Older Americans Protected by Enacted Budget Plan
The Bipartisan Budget Act of 2015 would raise the nation’s debt ceiling through March 2017, allowing the government to borrow to pay its debt. During these two years it allow Congressional lawmakers to lift budget caps for defense and domestic programs by $80 billion.
The passed budget plan derails a 52 percent Medicare Part B premium increase to 30 percent of beneficiaries, which would have hit millions of seniors in their wallets next year. Similarly, the deductible was projected to increase for these individuals to $223 next year. But thanks to the budget agreement passed this week, the deductible will instead have a more modest increase from the current amount of $147 to approximately $167.
A general fund loan to the Medicare trust fund lessens the premium and deducible increases. Beneficiaries will repay this loan by a $3 per month premium surcharge over a five-year period.

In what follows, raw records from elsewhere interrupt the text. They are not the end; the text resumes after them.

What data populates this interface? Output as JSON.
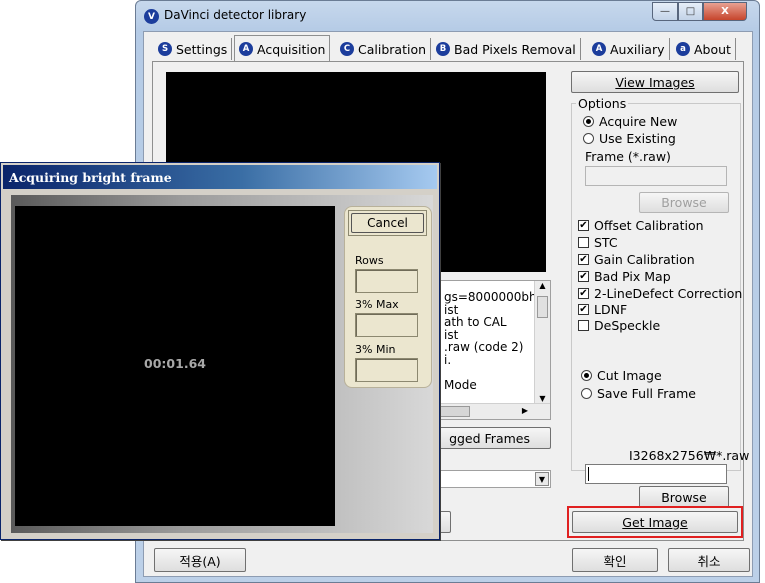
{
  "main_window": {
    "title": "DaVinci detector library",
    "icon_letter": "V",
    "caption": {
      "minimize": "—",
      "maximize": "□",
      "close": "X"
    }
  },
  "tabs": [
    {
      "label": "Settings",
      "icon": "S"
    },
    {
      "label": "Acquisition",
      "icon": "A"
    },
    {
      "label": "Calibration",
      "icon": "C"
    },
    {
      "label": "Bad Pixels Removal",
      "icon": "B"
    },
    {
      "label": "Auxiliary",
      "icon": "A"
    },
    {
      "label": "About",
      "icon": "a"
    }
  ],
  "acquisition": {
    "view_images_label": "View Images",
    "options_label": "Options",
    "acquire_new_label": "Acquire New",
    "use_existing_label": "Use Existing",
    "frame_label": "Frame (*.raw)",
    "frame_value": "",
    "browse_disabled_label": "Browse",
    "checkboxes": [
      {
        "label": "Offset Calibration",
        "checked": true
      },
      {
        "label": "STC",
        "checked": false
      },
      {
        "label": "Gain Calibration",
        "checked": true
      },
      {
        "label": "Bad Pix Map",
        "checked": true
      },
      {
        "label": "2-LineDefect Correction",
        "checked": true
      },
      {
        "label": "LDNF",
        "checked": true
      },
      {
        "label": "DeSpeckle",
        "checked": false
      }
    ],
    "cut_image_label": "Cut Image",
    "save_full_frame_label": "Save Full Frame",
    "file_pattern": "I3268x2756₩*.raw",
    "save_field_value": "",
    "browse_label": "Browse",
    "get_image_label": "Get Image",
    "log_lines": [
      "gs=8000000bh (",
      "ist",
      "ath to CAL",
      "ist",
      ".raw (code 2)",
      "i.",
      "",
      "Mode"
    ],
    "flagged_frames_label": "gged Frames",
    "dropdown_value": ""
  },
  "bottom_buttons": {
    "apply_label": "적용(A)",
    "ok_label": "확인",
    "cancel_label": "취소"
  },
  "dialog": {
    "title": "Acquiring bright frame",
    "timer": "00:01.64",
    "cancel_label": "Cancel",
    "rows_label": "Rows",
    "max_label": "3% Max",
    "min_label": "3% Min"
  }
}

According to the enacted budget plan, next year, only the 30 percent of the beneficiaries hit by the premium increase would pay this $3 premium surcharge. In 2017 and beyond, all Medicare beneficiaries not subject to the hold harmless provision in a given year would pay a $3 monthly surcharge theoretically until the general fund loan is repaid..
The federal Centers for Medicare and Medicaid Services is expected to announce final premiums for 2016 by the beginning of November.
Keeping SSDI Afloat
The enacted budget plan also prevents a 20 percent cut in Social Security Disability Insurance (SSDI) benefits that would have occurred in late 2016 impacting 11 million recipients nationwide. The enacted law now ensures at least 7 years of certainty that SSDI will pay full benefits. Now, the passed budget measure “reallocates” a small percentage of the Social Security payroll tax to the SSDI program. This has occurred 11 times. But, GOP lawmakers have blocked recent efforts to transfer funds as a bargaining chip to force Congress and the Obama Administration to make cuts to Social Security benefits.
The new law would also tightens up the SSDI review process by requiring a physician or psychologist to review applications before a decision is made. It ensures that application reviews are uniform nationally. Finally, it requires the Social Security Administration to reject medical evidence presented in a disability application that was provided by “unlicensed” or “unsanctioned” physicians.
It also attacks Social Security fraud and abuse by providing additional funding to contact case reviews ensuring the applicants are entitled to the benefits, improves the fraud-fighting capacity of the SSA’s Office of Inspector General and increases penalties for those physicians, lawyers, translators who perpetuate fraud.
Finally, the bipartisan budget agreement closes loopholes in the current SSA law that allows higher-income recipients to exploit the rules for applying for benefits, with the goal of receiving large pension checks than Congress intended, and which most retirees are able to receive.
The savings made in the Social Security and SSDI programs remain in the Social Security trust funds and can only be used to pay for future benefits.
With Representative Paul D. Ryan now becoming the 62nd speaker of the House, the nation waits to see if the Wisconsin lawmaker has the special political skills to rein in the ultra-conservative wing of his party. With only 374 days before the upcoming 2016 presidential and congressional elections America’s federal lawmakers must begin to work together to craft laws that will enhance the quality of life of the nation’s retirees. Compromise is not a dirty word to those residing outside the Washington, DC beltway. Gridlock is.